Musings of a Digital Immigrant
Musings of a Digital Immigrant
Welcome to TechTlk 😉 our new column that will appear periodically in these pages. I’ve been thinking about some kind of regular feature that deals with the world of technology for some time now, so here goes!
A caveat: If you’re a hardcore technophile, you might want to go buy a copy of MacAddict instead. This column is written by a “digital immigrant” for other digital immigrants, or those who are perhaps thinking of immigrating to the world of bits and bytes.
So right away you’re asking yourself, what the heck is he talking about? What’s a digital immigrant? And how do you identify one? Do they have accents? Well, turns out they do. Check out of this definition of digital native in Wikipedia (www.wikipedia.org): A digital native is a person who has grown up with digital technology such as computers, the Internet, mobile phones and MP3. Marc Prensky claims to have coined the term digital native, as it pertains to a new breed of student entering educational establishments. The term draws an analogy to a country’s natives, for whom the local religion, language, and folkways are natural and indigenous, over against immigrants to a country who often are expected to adapt and assimilate to their newly adopted home. Prensky refers to accents employed by digital immigrants, such as printing documents rather than commenting on screen or printing out emails to save in hard copy form. Digital immigrants are said to have a “thick accent” when operating in the digital world in distinctly pre-digital ways, when, for instance, he might “dial” someone on the telephone to ask if his e-mail was received.
Put more simply, the Urban Dictionary defines a digital immigrant as, Someone who grew up before the digital age and is fairly new to the internet. Basically anyone over the age of 28.
To put my own digital immigrant status in perspective, I was born in 1959 (yes – I just turned fifty). In 1967, Dr. John Kemeny of Dartmonth College said, “Knowing how to use a computer will be as important as reading and writing.” What’s self evident now-a-days seemed pretty far-fetched back then. Even though the computer was invented in 1942, it would be years before it became accessible to the everyday person. In the 1960s an IBM computer cost as much as $9 million and required an air-conditioned quarter-acre of space and a staff of 60 people to keep it fully loaded with instructions.
Fast forward several decades. The IBM Personal Computer was launched on August 12, 1981 at the Waldof Astoria ballroom in New York City. It had a price tag of $1,564.00. Not only was the new machine relatively small and inexpensive, it could process information much faster than those early machines. And today’s computers, whether Macs or PCs, make those early PCs look laughably slow and clunky.
While it seems like it took a long time for the computer to develop to the stage it’s at today, in evolutionary terms, it’s as if the first fish crawled onto dry land, developed lungs and legs and then turned into a combination of Albert Einstein and sprinter Carl Lewis, all in the blink of an eye.

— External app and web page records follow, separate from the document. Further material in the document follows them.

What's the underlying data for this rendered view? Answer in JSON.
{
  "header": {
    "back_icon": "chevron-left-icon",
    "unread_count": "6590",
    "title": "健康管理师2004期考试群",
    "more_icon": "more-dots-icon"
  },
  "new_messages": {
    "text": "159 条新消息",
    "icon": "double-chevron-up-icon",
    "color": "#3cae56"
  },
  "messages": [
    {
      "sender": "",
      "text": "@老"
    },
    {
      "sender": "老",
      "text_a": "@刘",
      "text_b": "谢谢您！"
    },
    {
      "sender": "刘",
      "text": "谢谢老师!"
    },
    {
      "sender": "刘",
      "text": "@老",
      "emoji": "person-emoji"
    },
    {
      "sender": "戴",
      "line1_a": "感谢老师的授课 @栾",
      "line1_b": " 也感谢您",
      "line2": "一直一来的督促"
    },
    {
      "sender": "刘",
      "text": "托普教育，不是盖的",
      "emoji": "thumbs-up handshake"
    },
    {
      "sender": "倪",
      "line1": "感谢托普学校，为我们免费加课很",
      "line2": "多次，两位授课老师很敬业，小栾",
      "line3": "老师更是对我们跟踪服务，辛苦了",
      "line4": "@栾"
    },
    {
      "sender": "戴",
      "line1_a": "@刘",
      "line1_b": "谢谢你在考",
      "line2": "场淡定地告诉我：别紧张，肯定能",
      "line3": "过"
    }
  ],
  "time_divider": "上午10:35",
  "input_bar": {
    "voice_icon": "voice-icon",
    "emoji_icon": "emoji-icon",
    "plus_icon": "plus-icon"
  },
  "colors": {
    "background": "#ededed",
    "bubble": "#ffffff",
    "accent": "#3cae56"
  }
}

The magazine you’re holding in your hand* has created using a mixture of old and new technology. The final stage – the printing and the binding – are done using technology that’s been around for years. Everything up to that stage, however, is completely reliant on digital technology. Articles are written on computers using word processing programs and e-mailed to me. Photos are shot using digital cameras and either downloaded or e-mailed. All text and images are laid out on a computer using page-layout software. Proofs are sent out as PDFs (Portable Document Format). Once all proofing is done, the final Bulletin is turned into a high resolution PDF and sent to the printer via FTP (File Transfer Protocol). The next day, the finished Bulletins are delivered to Nikkei Place, ready for mailing. Consider then, that the first Bulletin was put together 51 years ago by Mickey Tanaka and a group of fellow volunteers using a typewriter, pen and paper, and lots of good old fashioned elbow grease. It seems a lot longer ago then it really was.
And look at that – out of space! Next issue we will get in-depth and personal, looking at ways technology can serve us, rather than the other way around . . .
*Assuming you’re reading the hard-copy version of The Bulletin of course. Maybe you’re reading this online (jccabulletin-geppo.ca), in which case the entire publication is created digitally, except for the cartoons, which are created by hand and then scanned in. Ironically, the two cartoonists, Emiko and Alexis, are digital natives.